COVID-19: Despite govt claims, experts say Nigeria not ready for vaccine distribution

Despite Nigerian authorities’ claims of expecting to receive in January one of the vaccines developed globally for COVID-19, evidence on the ground at the country’s National Strategic Cold Store suggest an exaggeration of the claims.

Osagie Ehanire, Nigeria’s Health Minister, while responding to questions from journalists after the Federal Executive Council (FEC) meeting in Abuja, last Wednesday, said, “We signed up for advanced market participation in COVAX. So, if we will be able to get our own, I think it will be in January.”

But several global health experts and bodies told PREMIUM TIMES it is “almost impossible” for Nigeria to start a vaccine campaign in January.

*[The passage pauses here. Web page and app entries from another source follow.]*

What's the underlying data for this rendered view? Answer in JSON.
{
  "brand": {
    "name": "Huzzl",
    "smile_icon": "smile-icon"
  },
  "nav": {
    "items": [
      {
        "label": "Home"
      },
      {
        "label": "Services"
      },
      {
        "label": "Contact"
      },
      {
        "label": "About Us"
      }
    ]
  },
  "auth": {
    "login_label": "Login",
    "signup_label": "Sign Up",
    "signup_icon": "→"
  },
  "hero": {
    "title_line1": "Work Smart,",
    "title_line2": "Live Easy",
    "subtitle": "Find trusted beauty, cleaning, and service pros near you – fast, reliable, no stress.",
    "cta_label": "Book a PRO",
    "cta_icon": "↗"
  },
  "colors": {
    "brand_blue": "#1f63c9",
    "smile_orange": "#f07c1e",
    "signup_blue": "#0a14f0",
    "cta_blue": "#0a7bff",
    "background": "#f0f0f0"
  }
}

Distribution campaigns across Africa are not likely to begin until April, the head of the Africa Centers for Disease Control and Prevention estimated. Even then, fewer doses will be sent to African countries than are being shipped to the United States and Europe.

“It will be extremely terrible to see,” said John Nkengasong, the Africa CDC director.

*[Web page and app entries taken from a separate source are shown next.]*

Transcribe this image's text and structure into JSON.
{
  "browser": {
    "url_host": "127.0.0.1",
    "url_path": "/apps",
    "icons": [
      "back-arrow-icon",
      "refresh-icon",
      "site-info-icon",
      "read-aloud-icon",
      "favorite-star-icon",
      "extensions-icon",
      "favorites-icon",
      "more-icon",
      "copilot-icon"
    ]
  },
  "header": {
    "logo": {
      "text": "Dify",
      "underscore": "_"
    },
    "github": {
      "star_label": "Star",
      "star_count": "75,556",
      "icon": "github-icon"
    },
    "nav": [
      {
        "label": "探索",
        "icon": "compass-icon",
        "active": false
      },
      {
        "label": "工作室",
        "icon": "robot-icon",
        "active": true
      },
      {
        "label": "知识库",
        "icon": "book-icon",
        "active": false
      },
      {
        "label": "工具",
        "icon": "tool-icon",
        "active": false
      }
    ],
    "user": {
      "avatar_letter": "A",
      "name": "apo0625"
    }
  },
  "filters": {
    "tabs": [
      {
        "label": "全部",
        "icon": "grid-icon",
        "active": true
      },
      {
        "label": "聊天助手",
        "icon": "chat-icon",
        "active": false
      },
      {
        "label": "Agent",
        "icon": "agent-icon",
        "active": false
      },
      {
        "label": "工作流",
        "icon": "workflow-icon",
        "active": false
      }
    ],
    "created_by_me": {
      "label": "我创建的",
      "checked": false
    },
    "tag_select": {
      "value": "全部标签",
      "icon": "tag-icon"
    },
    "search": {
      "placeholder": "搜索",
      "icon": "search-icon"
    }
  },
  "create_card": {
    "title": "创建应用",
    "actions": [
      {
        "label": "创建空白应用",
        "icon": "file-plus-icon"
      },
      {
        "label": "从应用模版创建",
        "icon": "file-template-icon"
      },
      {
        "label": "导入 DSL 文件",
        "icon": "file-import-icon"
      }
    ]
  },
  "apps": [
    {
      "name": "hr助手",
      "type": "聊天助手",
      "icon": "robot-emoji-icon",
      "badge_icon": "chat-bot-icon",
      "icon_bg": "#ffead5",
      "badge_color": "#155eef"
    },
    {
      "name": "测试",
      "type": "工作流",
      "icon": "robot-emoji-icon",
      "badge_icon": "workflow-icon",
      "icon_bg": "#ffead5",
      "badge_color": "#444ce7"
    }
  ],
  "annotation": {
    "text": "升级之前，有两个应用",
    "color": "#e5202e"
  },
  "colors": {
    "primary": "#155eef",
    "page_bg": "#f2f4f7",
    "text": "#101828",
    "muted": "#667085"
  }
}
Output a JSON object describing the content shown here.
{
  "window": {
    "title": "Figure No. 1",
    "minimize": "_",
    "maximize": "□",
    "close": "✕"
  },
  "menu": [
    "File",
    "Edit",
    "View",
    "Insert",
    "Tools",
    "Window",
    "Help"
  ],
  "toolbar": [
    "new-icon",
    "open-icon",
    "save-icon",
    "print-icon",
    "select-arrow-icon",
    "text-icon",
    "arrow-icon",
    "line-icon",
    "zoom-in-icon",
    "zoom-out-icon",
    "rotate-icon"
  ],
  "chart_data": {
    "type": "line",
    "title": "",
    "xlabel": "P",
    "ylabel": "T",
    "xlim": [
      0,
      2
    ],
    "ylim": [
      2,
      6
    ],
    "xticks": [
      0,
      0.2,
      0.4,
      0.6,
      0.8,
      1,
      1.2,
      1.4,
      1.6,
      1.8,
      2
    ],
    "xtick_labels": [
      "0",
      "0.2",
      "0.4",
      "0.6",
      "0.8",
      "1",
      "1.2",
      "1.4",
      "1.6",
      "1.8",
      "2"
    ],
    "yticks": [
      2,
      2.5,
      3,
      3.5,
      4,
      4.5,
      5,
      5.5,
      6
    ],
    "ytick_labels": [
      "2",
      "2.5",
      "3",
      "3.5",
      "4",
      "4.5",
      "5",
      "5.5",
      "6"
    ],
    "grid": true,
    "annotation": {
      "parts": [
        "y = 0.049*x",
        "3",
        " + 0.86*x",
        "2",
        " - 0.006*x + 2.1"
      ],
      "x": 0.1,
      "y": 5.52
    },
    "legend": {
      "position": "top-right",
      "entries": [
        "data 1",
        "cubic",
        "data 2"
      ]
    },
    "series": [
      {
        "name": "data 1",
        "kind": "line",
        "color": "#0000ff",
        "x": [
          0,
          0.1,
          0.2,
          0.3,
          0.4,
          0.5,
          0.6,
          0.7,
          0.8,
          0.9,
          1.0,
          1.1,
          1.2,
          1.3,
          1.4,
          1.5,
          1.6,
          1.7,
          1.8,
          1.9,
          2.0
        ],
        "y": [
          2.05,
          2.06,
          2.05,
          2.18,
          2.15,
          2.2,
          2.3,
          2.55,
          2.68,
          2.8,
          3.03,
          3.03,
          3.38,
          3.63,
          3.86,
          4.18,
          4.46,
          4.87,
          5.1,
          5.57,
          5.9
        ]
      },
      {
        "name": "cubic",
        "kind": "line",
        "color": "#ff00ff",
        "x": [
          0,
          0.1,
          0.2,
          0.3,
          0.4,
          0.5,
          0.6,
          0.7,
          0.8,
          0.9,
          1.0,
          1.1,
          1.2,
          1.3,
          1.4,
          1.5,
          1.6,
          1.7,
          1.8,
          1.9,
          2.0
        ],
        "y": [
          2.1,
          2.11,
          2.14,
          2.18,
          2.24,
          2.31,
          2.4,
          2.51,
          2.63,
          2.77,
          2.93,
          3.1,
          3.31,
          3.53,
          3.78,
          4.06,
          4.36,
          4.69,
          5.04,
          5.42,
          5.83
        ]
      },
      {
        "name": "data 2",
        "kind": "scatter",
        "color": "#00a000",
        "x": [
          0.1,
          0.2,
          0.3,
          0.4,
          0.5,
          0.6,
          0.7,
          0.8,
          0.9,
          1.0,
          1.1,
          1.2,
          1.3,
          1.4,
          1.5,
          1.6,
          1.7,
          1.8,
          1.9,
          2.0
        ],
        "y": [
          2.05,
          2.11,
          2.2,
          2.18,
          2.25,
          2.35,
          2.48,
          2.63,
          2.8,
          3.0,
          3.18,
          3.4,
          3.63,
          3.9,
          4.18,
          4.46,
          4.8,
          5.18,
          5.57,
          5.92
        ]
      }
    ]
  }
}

The African continent is “far from ready” to roll out what will be its largest-ever immunisation drive, the UN World Health Organization (WHO) said in late November.

Even the United Kingdom, which became the first country to begin the process of vaccinating its citizens with the new BioNTech-Pfizer COVID-19 vaccine on December 8, can only start a full-fledged campaign at least by December 29 when the European Medicines Agency (EMA) will meet and (is expected to) approve the vaccine.

Depending on COVAX

Most African countries, including Nigeria, are banking on benefitting from the COVID-19 Vaccines Global Assess Facility, or Covax, the World Health Organization-backed programme, which was set-up to divide a billion doses across 92 low- and middle-income countries next year.

“We are looking at the end of the first quarter of next year or the beginning of the second quarter” to approve a shot for use in Nigeria, National Agency for Food and Drug Administration and Control’s Director-General, Mojisola Adeyeye, said last Wednesday.